Small world: City On A Hill is where John King, the guy I blogged about yesterday, taught high school history before co-founding Roxbury Prep.
3. Now Mike D is launching a new charter school, Great Oaks, in Newark. A full-time tutor corps is also a key design element in also this school; more information is here.
4. Duffy did some tutoring himself one summer, every morning for 5 weeks. He reflected on it at the time:
I was matched up with Z, a student who will be in 11th grade next year...I was somewhat frustrated with Z in the beginning because of his failure to show up for the first two days of summer school...I had contacted his Mom in advance to let her know about the day and time that summer school started....she told me that Z didn't have to go to summer school (!)....I let Bob Hill--who was running the summer program--and Charlie Sposato know about this...they both called Z's Mom and impressed upon her that, yes, Z DID need to attend summer school to improve his reading comprehension...after close to half a dozen conversations Z showed up on the third day....

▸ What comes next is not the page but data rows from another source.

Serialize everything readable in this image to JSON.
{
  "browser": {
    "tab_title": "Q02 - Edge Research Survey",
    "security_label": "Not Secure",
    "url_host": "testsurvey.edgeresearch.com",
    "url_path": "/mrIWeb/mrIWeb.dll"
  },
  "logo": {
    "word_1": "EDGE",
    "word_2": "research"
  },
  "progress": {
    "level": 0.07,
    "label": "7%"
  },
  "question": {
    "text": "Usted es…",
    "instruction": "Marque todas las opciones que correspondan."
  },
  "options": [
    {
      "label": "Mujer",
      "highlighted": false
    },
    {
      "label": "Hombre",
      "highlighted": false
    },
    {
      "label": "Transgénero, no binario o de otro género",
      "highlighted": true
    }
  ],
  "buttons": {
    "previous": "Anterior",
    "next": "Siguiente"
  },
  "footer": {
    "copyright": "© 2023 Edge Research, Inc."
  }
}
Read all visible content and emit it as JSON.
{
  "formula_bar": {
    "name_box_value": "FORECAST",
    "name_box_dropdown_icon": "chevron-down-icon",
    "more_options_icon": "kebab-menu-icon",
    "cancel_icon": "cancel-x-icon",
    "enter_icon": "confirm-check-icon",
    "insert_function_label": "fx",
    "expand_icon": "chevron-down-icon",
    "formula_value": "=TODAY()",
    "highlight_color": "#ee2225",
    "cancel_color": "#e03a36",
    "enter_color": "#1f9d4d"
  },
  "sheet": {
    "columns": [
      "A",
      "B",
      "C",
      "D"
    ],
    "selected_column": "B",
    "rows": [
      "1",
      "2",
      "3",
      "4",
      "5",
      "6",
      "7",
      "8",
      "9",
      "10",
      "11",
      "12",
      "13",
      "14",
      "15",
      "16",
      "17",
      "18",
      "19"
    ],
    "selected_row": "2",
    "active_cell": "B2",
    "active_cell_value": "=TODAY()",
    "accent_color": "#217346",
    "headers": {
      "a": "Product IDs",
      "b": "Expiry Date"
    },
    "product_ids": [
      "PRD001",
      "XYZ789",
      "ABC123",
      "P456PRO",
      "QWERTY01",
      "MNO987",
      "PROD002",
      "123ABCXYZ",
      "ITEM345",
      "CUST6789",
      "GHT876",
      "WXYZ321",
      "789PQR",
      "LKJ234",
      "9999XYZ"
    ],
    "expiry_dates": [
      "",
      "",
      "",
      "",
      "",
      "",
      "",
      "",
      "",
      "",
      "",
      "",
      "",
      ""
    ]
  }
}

Observation #1: Without the persistence and individual attention, Z would have never attended summer school.
Z and I worked on reading comprehension by reading Malcolm Gladwell's The Tipping Point each day and doing work on vocabulary....it made me feel very good to hear Z talk about what the MATCH School had done for him...he said he would never read a book before he came to MATCH....now, he likes to read for pleasure--Tom Clancy being his favorite...on the other hand, I don't want to leave you with an unrealistic picture of his capabilities...Z remains behind in his ability to comprehend completely what he is reading and his vocabulary is well behind what he will need in order to do well on the SAT's in the coming year....the work we were able to do together was important, but he has so much farther to go...
Observation #2: MATCH school students start so far behind, they have quite a ways to go just to be at their grade level.
It took awhile for Z and I to warm up to each other...but with each passing day we grew accustomed to one another and to like each other...Z is the son of a woman who immigrated to Boston from the Caribbean when he was a toddler...he has no Dad living at home with him--it is just him and his two older sisters..as the weeks went on, we started reading the Sports section of the Boston Globe together to follow the fortunes of the Red Sox...the week before last, I used my season tickets to take Z to a Red Sox game at Fenway...with a stronger bond between us, Z became more motivated to complete his homework and focus his attention during our tutorials...
Observation #3: One-on-one attention to a student, by the same person, seemed to make a great deal of difference in making academic progress.
During a lot of the time we spent together, I talked with Z about colleges and where he might want to go....since he will be a junior next year, he will need to get serious about his grades and preparing for the SAT...for awhile he was interested in the US Coast Guard Academy, until he went on their web site and realized they had a swimming requirement (Z can't swim)....Northestern is another school that is on his list, but Z worries about how he would pay for tuition...I pointed out that Northeastern provides a full-scholarship to any Boston High School student who graduates in the top 25% of their class...Z's reaction: '"I wish I knew about that sooner so that my grades would be higher"...I bought Z a book that is a guide to colleges around the country, and together we looked at other schools for him to apply to...
Observation #4: Making a direct connection between the work they are doing at MATCH and their ability to go to the school of their choice, may be a motivation for some students to work harder.
As a Trustee of the MATCH School, I was very impressed with the summer school program....it was organized and well-run....I was the only volunteer amongst the summer tutors, the rest were MIT work-study students...they seemed eager and patient with the MATCH kids...I give high marks to Bob Hill in making the program work so well...
I suspect Great Oaks is going to be an excellent school.